Held in Norway's largest city and drawing thousands of supporters each year, Oslo Gay Pride takes place over about 10 days in June, culminating with the final day's events, which include the Oslo Pride Parade and Oslo Pride Closing Party. This year's Oslo Pride runs from June 17 through June 26, with June 25, 2016 the date of the big parade.
Oslo Pride commences on Friday, June 17, with a big Opening Party at Elsker bar.
At the English-language section on the official website, you'll find details about all events, and these are updated regularly by the Pride organizers. Part of this event in Oslo revolves around a series of debates, workshops, and discussions, and these take place at Pride House, to which admission is free. Pride House is open from June 18 through June 24.
Running from June 19 through the very last day of Oslo Pride (Sunday, June 26), there's a Queer Art Exhibit at Handverkeren (Rosenkratz Gate 7).
As the week continues, the bigger events happen, starting with the opening on Wednesday, June 22, of Pride Park, through which more than 60,000 people will pass over the course of Oslo Pride. Running Wednesday through Saturday, during the afternoons and evenings (see the official site for exact hours), Pride Park hosts a series of music performances, DJ dance events, and parties.
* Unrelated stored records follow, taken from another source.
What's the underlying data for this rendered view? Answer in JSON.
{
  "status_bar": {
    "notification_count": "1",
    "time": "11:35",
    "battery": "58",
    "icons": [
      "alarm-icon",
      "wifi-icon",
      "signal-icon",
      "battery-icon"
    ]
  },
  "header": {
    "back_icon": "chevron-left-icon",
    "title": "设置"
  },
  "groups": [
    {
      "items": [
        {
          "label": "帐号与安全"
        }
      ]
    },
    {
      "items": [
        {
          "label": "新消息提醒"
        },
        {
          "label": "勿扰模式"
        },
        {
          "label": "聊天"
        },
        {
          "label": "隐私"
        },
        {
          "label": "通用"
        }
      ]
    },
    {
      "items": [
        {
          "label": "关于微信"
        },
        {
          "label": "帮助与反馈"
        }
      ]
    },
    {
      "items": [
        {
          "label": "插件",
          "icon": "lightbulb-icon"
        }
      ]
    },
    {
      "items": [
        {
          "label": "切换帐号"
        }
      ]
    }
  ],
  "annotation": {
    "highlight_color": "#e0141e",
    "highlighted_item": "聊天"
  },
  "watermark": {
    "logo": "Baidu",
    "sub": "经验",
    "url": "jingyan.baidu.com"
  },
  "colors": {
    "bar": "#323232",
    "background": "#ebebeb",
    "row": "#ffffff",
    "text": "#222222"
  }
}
Admission is free, and the park is located at the Spikersuppa pool at Eidsvolls Plass (Eidsvoll Square), right in the heart of the city - near the Royal Palace and Norwegian Parliament.
One concert this year at Pride Park is Friday night's performance by Swedish rapper Silvana Imam.
On Saturday, June 25, the Oslo Gay Pride Parade takes place at 1 pm, starting off at Gronland and wending its way through the city's streets. Pride culminates later that same day with the Oslo Pride Closing Party, during which some 2,000 celebrants will pack into Rockefeller Music Hall.
With about 650,000 residents, Oslo is Norway's largest city and it's also the nation's political, cultural, transportation, and arts hub. It's also one of the fastest-growing cities in Europe (its extended metro population exceeds 1.7 million), and the gay community here has also grown dramatically in the past decade - it's also more visible than its ever been, although LGBT life in Oslo is relatively low-keyed and easy-going, and also quite integrated within other realms of the city.
Planning to visit Oslo by train? Here's how to do so using a Eurail Pass.
Oslo Gay Resources
You can find quite a lot out about the gay scene in Oslo by checking out the Nighttours.com Oslo Gay Guide. Additionally, About.com's own Scandinavia Travel site has a terrific Best Gay Bars in Oslo article that offers plenty of great suggestions on where to go out and have fun in the capital city - as you might guess, many of these venues will be jam-packed with revelers the during Oslo Pride.
Norway's tourism organization, Visit Norway, produces a very useful online Norway LGBT Travel section that's filled with advice and tips on visiting this extremely gay-welcoming nation. Additionally, the official tourism organization for the region, Visit Oslo, produces this excellent primer for LGBT visitors to the city, complete with recommendations on nightlife, and event calendar, and other advice for gay visitors.